The Girl Who Saved Me

A girl in her 20s, who was the only person in her family to have survived the Holocaust, survived a second-class train to Auschwitz in the late 1940s.

“The train came at the end of the night, and it was like the trains were falling apart.

And the girl was sitting on the back of the train, and she was crying.

She couldn’t breathe, and her face was swollen.

And then she heard somebody say, ‘Good night, my name is Gabor.

We will come again.'”

The girl’s mother, a survivor of the Auschwitz concentration camp, died of the illness.

The survivor became known as Gabor because she didn’t know her father.

But her life, and the life of her family, were saved by a girl who had no siblings and lived with the stigma of a girl trapped in a family with no place to go.

“It’s a very unique story,” said Mary E. Stoklasa, a psychologist who has worked with survivors of the Holocaust and who has written several books on the subject.

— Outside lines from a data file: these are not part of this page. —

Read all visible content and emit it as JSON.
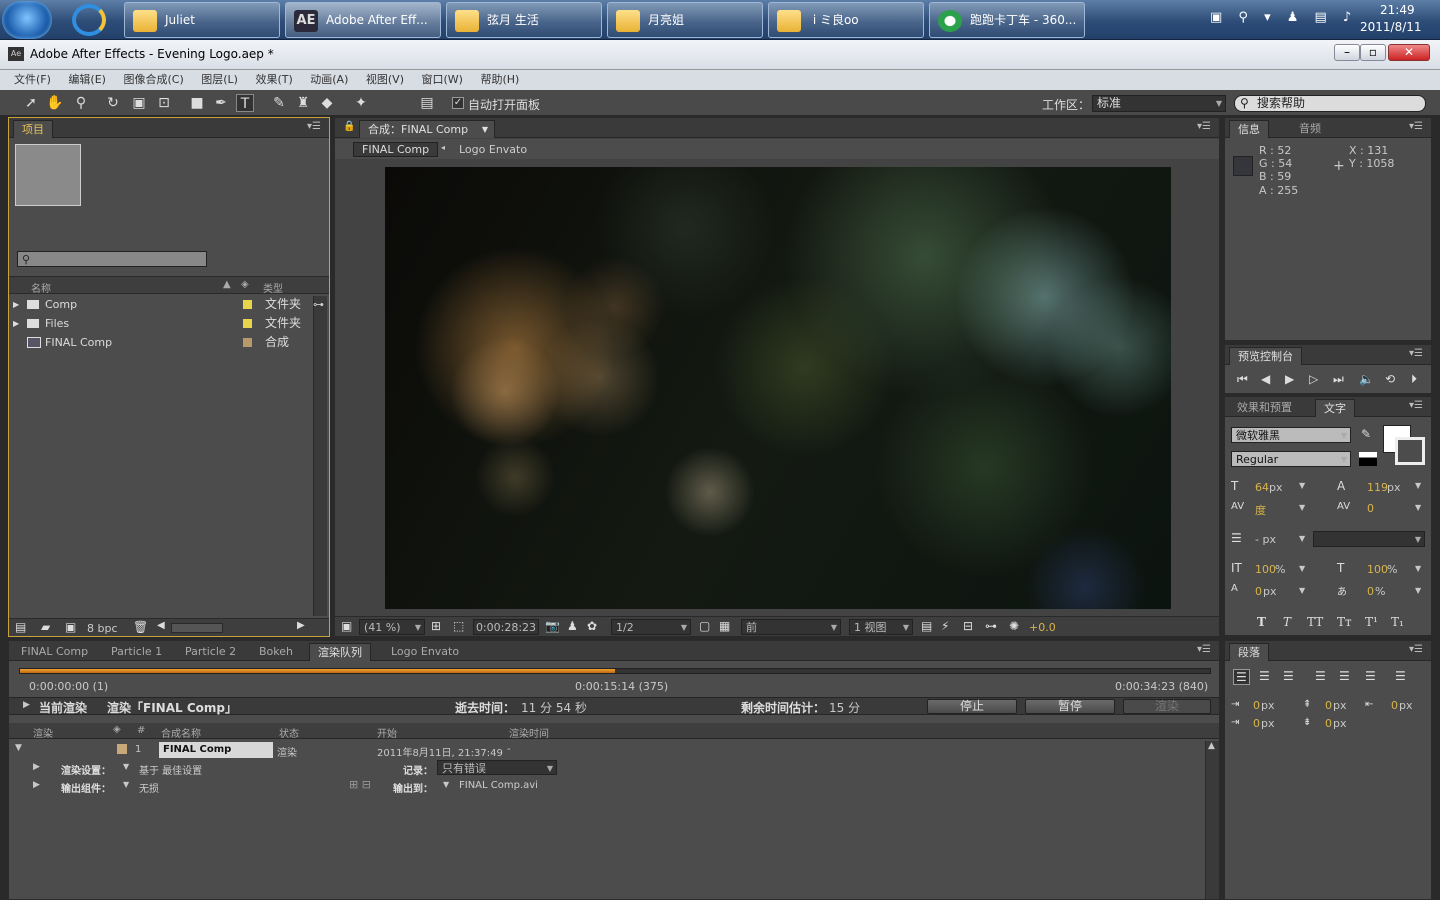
{
  "taskbar": {
    "items": [
      {
        "label": "Juliet"
      },
      {
        "label": "Adobe After Eff...",
        "badge": "AE"
      },
      {
        "label": "弦月 生活"
      },
      {
        "label": "月亮姐"
      },
      {
        "label": " i ミ良oo"
      },
      {
        "label": "跑跑卡丁车 - 360..."
      }
    ],
    "clock_time": "21:49",
    "clock_date": "2011/8/11"
  },
  "window": {
    "title": "Adobe After Effects - Evening Logo.aep *",
    "icon": "Ae"
  },
  "menu": [
    "文件(F)",
    "编辑(E)",
    "图像合成(C)",
    "图层(L)",
    "效果(T)",
    "动画(A)",
    "视图(V)",
    "窗口(W)",
    "帮助(H)"
  ],
  "toolbar": {
    "auto_open_label": "自动打开面板",
    "workspace_label": "工作区：",
    "workspace_value": "标准",
    "search_placeholder": "搜索帮助"
  },
  "project": {
    "tab": "项目",
    "col_name": "名称",
    "col_type": "类型",
    "items": [
      {
        "name": "Comp",
        "type": "文件夹",
        "color": "#e8d44a"
      },
      {
        "name": "Files",
        "type": "文件夹",
        "color": "#e8d44a"
      },
      {
        "name": "FINAL Comp",
        "type": "合成",
        "color": "#b89a6a"
      }
    ],
    "bpc": "8 bpc"
  },
  "comp": {
    "tab": "合成：FINAL Comp",
    "crumb1": "FINAL Comp",
    "crumb2": "Logo Envato",
    "zoom": "(41 %)",
    "timecode": "0:00:28:23",
    "resolution": "1/2",
    "view": "前",
    "views": "1 视图",
    "exposure": "+0.0"
  },
  "info": {
    "tab1": "信息",
    "tab2": "音频",
    "r": "R : 52",
    "g": "G : 54",
    "b": "B : 59",
    "a": "A : 255",
    "x": "X : 131",
    "y": "Y : 1058"
  },
  "preview": {
    "tab": "预览控制台"
  },
  "char": {
    "tab1": "效果和预置",
    "tab2": "文字",
    "font": "微软雅黑",
    "style": "Regular",
    "size": "64",
    "size_unit": "px",
    "leading": "119",
    "leading_unit": "px",
    "kerning": "度",
    "tracking": "0",
    "stroke_unit": "- px",
    "vscale": "100",
    "vscale_unit": "%",
    "hscale": "100",
    "hscale_unit": "%",
    "baseline": "0",
    "baseline_unit": "px",
    "tsume": "0",
    "tsume_unit": "%"
  },
  "paragraph": {
    "tab": "段落",
    "v1": "0",
    "v2": "0",
    "v3": "0",
    "v4": "0",
    "v5": "0",
    "unit": "px"
  },
  "bottom_tabs": [
    "FINAL Comp",
    "Particle 1",
    "Particle 2",
    "Bokeh",
    "渲染队列",
    "Logo Envato"
  ],
  "render": {
    "t_start": "0:00:00:00 (1)",
    "t_mid": "0:00:15:14 (375)",
    "t_end": "0:00:34:23 (840)",
    "current_label": "当前渲染",
    "rendering": "渲染「FINAL Comp」",
    "elapsed_label": "逝去时间：",
    "elapsed": "11 分 54 秒",
    "remain_label": "剩余时间估计：",
    "remain": "15 分",
    "stop": "停止",
    "pause": "暂停",
    "render_btn": "渲染",
    "col_render": "渲染",
    "col_num": "#",
    "col_comp": "合成名称",
    "col_status": "状态",
    "col_start": "开始",
    "col_time": "渲染时间",
    "row_num": "1",
    "row_comp": "FINAL Comp",
    "row_status": "渲染",
    "row_start": "2011年8月11日, 21:37:49",
    "row_time": "-",
    "settings_label": "渲染设置：",
    "settings_value": "基于 最佳设置",
    "log_label": "记录：",
    "log_value": "只有错误",
    "output_label": "输出组件：",
    "output_value": "无损",
    "output_to_label": "输出到：",
    "output_to_value": "FINAL Comp.avi",
    "progress": 0.5
  }
}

“This story of a person who survived by herself, without having a mother, without a father, without any other people to look after her, and who also has no siblings is so unusual and so unique.

And that’s the kind of story we need to be telling.”

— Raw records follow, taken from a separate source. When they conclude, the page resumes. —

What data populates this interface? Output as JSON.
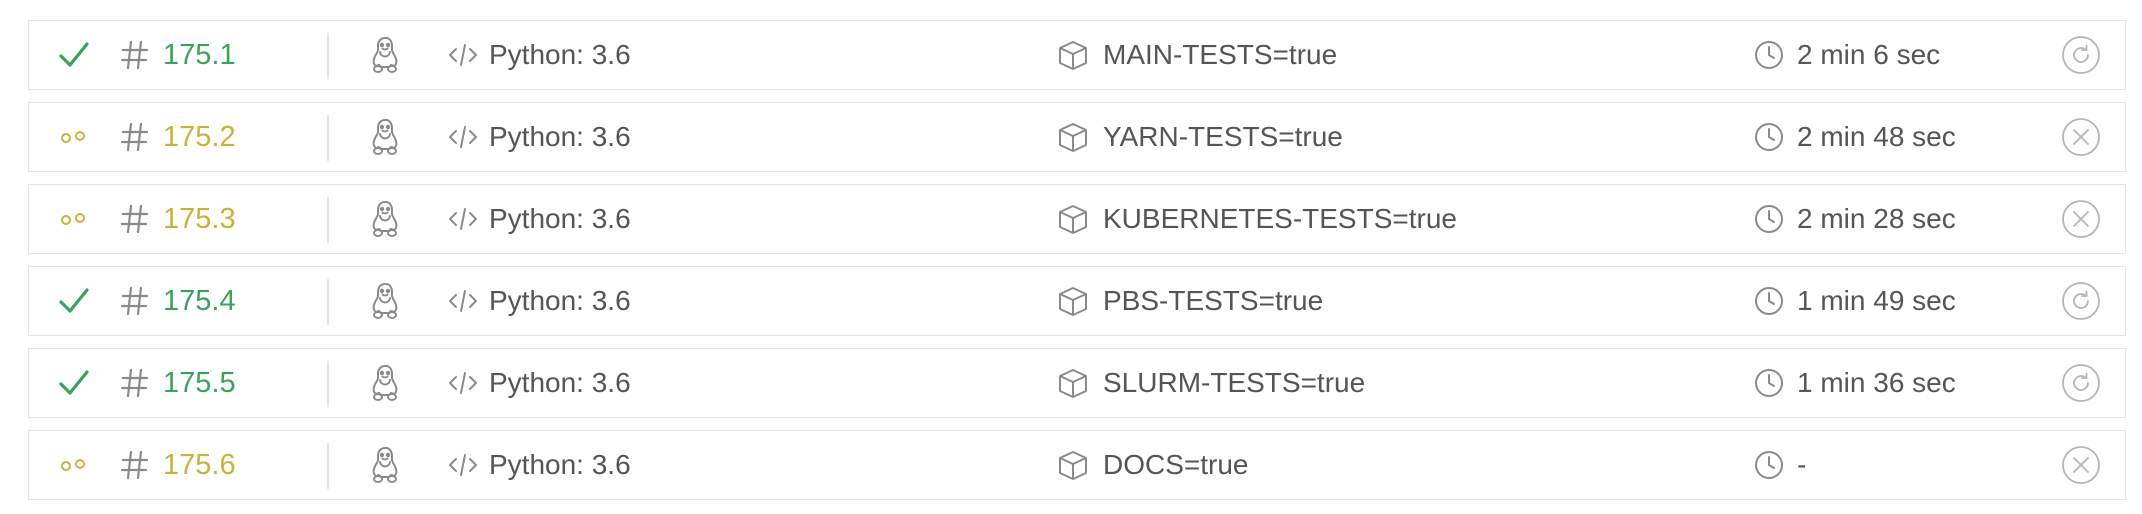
{
  "colors": {
    "passed": "#3aa35b",
    "started": "#c9b23a",
    "icon_gray": "#8a8a8a",
    "border": "#e4e4e4"
  },
  "jobs": [
    {
      "status": "passed",
      "number": "175.1",
      "os_icon": "linux-icon",
      "language": "Python: 3.6",
      "env": "MAIN-TESTS=true",
      "duration": "2 min 6 sec",
      "action": "restart"
    },
    {
      "status": "started",
      "number": "175.2",
      "os_icon": "linux-icon",
      "language": "Python: 3.6",
      "env": "YARN-TESTS=true",
      "duration": "2 min 48 sec",
      "action": "cancel"
    },
    {
      "status": "started",
      "number": "175.3",
      "os_icon": "linux-icon",
      "language": "Python: 3.6",
      "env": "KUBERNETES-TESTS=true",
      "duration": "2 min 28 sec",
      "action": "cancel"
    },
    {
      "status": "passed",
      "number": "175.4",
      "os_icon": "linux-icon",
      "language": "Python: 3.6",
      "env": "PBS-TESTS=true",
      "duration": "1 min 49 sec",
      "action": "restart"
    },
    {
      "status": "passed",
      "number": "175.5",
      "os_icon": "linux-icon",
      "language": "Python: 3.6",
      "env": "SLURM-TESTS=true",
      "duration": "1 min 36 sec",
      "action": "restart"
    },
    {
      "status": "started",
      "number": "175.6",
      "os_icon": "linux-icon",
      "language": "Python: 3.6",
      "env": "DOCS=true",
      "duration": "-",
      "action": "cancel"
    }
  ]
}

Gabor’s story has inspired generations of survivors of other types of abuse, including the girl whose family fled to Argentina in the 1960s.

In the late 1990s, a group of researchers led by Elizabeth D. Schoen, a doctoral candidate at Rutgers University, examined data from a nationwide survey of more than 4,500 children who had experienced abuse in the home or school setting.

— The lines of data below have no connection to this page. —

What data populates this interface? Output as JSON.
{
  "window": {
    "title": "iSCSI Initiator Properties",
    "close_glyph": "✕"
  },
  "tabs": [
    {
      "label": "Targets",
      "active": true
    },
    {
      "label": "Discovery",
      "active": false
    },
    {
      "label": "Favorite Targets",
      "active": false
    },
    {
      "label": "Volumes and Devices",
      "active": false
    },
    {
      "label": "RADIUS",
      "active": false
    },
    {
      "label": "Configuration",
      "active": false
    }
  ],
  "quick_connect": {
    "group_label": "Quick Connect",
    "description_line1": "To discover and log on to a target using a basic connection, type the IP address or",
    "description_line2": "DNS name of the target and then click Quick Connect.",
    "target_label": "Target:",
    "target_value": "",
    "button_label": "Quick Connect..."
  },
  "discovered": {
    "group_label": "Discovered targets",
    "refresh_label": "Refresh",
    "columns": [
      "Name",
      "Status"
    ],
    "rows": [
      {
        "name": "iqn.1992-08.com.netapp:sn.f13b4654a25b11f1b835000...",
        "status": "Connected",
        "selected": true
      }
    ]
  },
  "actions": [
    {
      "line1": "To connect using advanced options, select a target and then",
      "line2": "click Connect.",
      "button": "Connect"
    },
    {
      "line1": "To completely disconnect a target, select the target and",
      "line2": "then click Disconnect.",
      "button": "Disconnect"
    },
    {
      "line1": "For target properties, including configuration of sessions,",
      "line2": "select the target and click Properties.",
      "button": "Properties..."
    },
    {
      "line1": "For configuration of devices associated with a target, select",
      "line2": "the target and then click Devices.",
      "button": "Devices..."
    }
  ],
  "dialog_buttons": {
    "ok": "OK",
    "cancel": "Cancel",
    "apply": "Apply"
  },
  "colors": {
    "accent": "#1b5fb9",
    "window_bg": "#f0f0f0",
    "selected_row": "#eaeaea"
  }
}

In all, the researchers found, nearly three-quarters of the children had been subjected to abuse by someone in their own household, and a majority had been victims of sexual abuse.

“In general, the prevalence of these types of offenses is very low,” Schoen said.

“But the extent of these offenses is extremely high.”

Schoen and her colleagues, which included two psychologists and an anthropologist, published a paper last year in Child Abuse and Neglect titled “The Prevalence of Abuse, Violence, and Sexual Abuse Among Children Who Have Experienced Abuse in the Home or School Setting.”

Schön and her team analyzed data from the National Survey of Family Growth, a longitudinal survey of nearly 4,000 children who were the children of divorced or separated parents.

The survey, conducted between 1997 and 1999, had the children asked questions about their experiences of childhood abuse and neglect, such as how often they experienced physical and sexual abuse and how long they lived with abuse.

The data also showed that about a third of the child abuse cases they studied were perpetrated by a family member, while about a quarter of those reported being victimized by a person in their home.

About half of the abuse victims were also female.

“We found that there were more female perpetrators than male perpetrators of child abuse, and there were fewer female victims than male victims of child sexual abuse,” Schön said.

The authors also found that among children who experienced abuse, abuse victims had more severe psychological problems, such a depression, anxiety, and PTSD.

“There was a much higher rate of PTSD among female victims of abuse,” she said.

Schön noted that some survivors of sexual assault have been identified through the trauma of sexual violence.

“For some, it’s not just sexual abuse but it’s also trauma of being sexually assaulted,” she noted.

“Many survivors of child sex abuse have experienced a number of traumatic events in their lives, and we don’t know if they are all victims of childhood sexual abuse.”

Schössa said that the findings of Schoen’s study could be a warning to other parents who may be reluctant to bring their children to social services because of the stigma attached to abuse.

She said the study’s findings have implications for how the federal government treats survivors of childhood trauma.

“I’m not saying there’s not abuse that we should be addressing,” Schös said.

But she said that “one of the biggest things that we need is the understanding of the effects of childhood maltreatment on children.”

Schässa’s research also highlights a larger point: Many of the most severe childhood abuse experiences are not only experienced by children themselves but by their families, friends, and schoolmates.

The researchers also found a connection between the extent and type of abuse that children are exposed to and the severity of their symptoms.

“If we were to start thinking about trauma that takes place in their environment, then we could have a better idea of how to intervene,” Schreuss said.

For example, children may not be able to understand that they are experiencing abuse in their childhood environment.

Schösen said that her research suggests that it may be possible to provide a different kind of support for children who have experienced sexual abuse than for other children.

For instance, if they witness someone sexually